Swiss insurance-linked securities and catastrophe bond investment manager Plenum Investments has issued a statement saying that it does not expect losses from European windstorm Christian to reach the attachment point of any exposed catastrophe bonds.
The European windstorm, named Christian, St Jude, Carmen or Simone, depending on the forecasting organisation, blew through the UK, affected northern France, Benelux, Denmark, the Netherlands, Germany, Sweden and some Baltic States this week, but Plenum does not expect insured losses from the event will impact its ILS and cat bond fund.

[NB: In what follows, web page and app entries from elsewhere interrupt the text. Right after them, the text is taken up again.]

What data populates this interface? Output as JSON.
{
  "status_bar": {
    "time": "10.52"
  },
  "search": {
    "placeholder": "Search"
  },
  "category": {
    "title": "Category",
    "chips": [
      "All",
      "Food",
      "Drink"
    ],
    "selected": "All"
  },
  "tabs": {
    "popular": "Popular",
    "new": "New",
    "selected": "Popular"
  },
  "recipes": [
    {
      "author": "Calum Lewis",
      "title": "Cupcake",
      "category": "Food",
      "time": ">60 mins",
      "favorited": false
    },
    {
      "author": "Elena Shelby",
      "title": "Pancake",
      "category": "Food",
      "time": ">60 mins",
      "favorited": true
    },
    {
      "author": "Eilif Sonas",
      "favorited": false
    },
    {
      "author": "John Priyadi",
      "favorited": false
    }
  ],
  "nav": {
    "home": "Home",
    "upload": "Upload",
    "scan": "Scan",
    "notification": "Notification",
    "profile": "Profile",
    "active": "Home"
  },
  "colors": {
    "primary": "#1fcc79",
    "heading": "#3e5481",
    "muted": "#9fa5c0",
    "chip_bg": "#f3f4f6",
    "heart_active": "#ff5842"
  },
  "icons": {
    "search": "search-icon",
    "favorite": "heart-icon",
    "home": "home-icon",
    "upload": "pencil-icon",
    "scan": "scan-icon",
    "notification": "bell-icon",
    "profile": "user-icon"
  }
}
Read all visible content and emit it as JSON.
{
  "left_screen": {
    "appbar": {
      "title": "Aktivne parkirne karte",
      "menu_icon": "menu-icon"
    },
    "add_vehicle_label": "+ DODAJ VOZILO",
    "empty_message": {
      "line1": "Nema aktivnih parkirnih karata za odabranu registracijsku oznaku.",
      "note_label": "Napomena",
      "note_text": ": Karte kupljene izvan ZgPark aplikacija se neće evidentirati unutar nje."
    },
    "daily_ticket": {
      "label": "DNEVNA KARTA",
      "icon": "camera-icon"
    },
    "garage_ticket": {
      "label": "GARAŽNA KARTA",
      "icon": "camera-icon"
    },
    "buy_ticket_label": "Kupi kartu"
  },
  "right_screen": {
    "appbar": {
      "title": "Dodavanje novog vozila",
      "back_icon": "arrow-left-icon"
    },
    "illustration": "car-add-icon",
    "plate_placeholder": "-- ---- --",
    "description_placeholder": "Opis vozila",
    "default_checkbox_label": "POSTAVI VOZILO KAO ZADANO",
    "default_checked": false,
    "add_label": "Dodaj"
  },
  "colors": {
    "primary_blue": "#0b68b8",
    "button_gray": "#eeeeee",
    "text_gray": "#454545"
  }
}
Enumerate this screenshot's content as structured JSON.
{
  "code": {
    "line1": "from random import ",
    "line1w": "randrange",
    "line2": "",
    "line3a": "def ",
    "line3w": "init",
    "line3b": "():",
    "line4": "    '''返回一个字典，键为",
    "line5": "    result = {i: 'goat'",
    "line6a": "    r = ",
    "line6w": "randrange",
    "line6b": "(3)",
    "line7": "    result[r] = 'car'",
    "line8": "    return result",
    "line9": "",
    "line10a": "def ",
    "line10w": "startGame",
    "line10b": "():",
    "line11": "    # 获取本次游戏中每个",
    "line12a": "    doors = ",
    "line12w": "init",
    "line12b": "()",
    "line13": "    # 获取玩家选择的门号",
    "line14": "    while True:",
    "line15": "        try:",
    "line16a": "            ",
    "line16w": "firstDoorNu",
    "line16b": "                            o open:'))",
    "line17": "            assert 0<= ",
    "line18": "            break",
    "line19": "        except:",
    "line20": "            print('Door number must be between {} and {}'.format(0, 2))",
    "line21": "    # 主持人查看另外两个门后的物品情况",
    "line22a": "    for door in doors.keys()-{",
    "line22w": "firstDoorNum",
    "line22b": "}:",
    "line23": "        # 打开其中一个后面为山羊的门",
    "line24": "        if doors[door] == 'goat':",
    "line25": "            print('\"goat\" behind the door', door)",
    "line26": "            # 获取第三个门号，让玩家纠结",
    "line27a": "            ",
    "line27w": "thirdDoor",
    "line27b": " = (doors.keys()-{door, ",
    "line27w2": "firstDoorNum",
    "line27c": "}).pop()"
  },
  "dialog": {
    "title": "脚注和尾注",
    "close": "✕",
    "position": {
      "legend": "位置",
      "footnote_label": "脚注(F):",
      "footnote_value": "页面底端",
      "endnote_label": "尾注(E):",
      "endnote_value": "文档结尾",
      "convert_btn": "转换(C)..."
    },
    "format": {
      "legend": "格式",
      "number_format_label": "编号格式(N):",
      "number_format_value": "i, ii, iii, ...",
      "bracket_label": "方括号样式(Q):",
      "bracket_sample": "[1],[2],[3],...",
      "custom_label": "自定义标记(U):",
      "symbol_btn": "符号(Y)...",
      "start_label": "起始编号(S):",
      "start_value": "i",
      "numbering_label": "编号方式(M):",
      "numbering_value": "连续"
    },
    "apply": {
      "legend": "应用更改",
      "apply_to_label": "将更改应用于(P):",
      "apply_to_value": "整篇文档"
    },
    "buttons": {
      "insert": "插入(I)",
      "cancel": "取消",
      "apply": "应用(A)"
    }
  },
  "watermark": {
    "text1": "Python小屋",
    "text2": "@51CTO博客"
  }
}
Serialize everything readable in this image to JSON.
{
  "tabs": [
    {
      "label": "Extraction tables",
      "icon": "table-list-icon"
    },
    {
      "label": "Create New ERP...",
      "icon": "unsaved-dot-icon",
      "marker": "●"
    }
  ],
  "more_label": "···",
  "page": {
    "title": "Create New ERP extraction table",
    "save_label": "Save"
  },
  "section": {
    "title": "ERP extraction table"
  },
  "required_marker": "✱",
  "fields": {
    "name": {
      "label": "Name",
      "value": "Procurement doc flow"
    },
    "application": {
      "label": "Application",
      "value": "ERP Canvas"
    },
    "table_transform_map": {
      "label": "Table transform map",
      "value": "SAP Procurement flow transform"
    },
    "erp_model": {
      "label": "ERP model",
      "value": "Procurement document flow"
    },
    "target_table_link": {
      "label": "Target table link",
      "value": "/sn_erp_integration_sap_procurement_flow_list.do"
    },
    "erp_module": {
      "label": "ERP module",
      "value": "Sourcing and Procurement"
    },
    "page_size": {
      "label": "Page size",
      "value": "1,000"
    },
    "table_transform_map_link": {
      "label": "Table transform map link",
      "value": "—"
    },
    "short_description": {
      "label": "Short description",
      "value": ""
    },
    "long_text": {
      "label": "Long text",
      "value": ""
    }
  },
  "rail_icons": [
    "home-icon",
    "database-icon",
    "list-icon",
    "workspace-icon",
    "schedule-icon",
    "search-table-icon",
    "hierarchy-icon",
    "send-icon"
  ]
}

Plenum explained that while damage from Christian is widespread the type of structures built in northern Europe will largely withstand the storms wind speeds; “First damage reports show many felled trees and the damage sustained was amplified by the fact that they were still covered in leaves. Some facades and structures of buildings were damaged, but most residential buildings are of a masonry construction and we do not anticipate major structural damage to those.”
European windstorm Christian has been compared to a storm named Jeanette from 2002, a storm which PERILS AG reported an industry wide loss of €1.264 billion. A similar number from Christian would likely not be sufficient to reach the industry loss attachment points of exposed catastrophe bonds.
Plenum Investments stated; “This would put the expected damages of Christian well below the attachment points of the European wind storm bonds in the portfolio of the Plenum CAT Bond Fund, hence we do not anticipate any adverse effect on the performance of the fund.”
It should be noted that Plenum is only referring to European windstorm catastrophe bonds which it holds in its funds portfolio and that there could be others, perhaps private cat bonds, which are potentially exposed. It is hard for us to say which are and aren’t exposed given that so many European windstorm cat bonds utilise an industry loss trigger which is weighted by exposure and specific Cresta zones.
If European windstorm Christian does result in an insurance industry loss of over €1 billion however, it could put some industry loss based reinsurance contracts or industry loss warranties at risk. This could push some losses into the collateralized and ILS market if any fund managers, or collateralized underwriters, have positions on exposed layers of reinsurance programmes.
As we wrote yesterday, PERILS AG is investigating windstorm Christian and will decide whether it qualifies as an event which is severe enough to collect loss data for and to report on. To qualify Christian needs to be a €200m market-wide insured industry property loss, which based on the reports of damage from across northern Europe at this time looks eminently possible.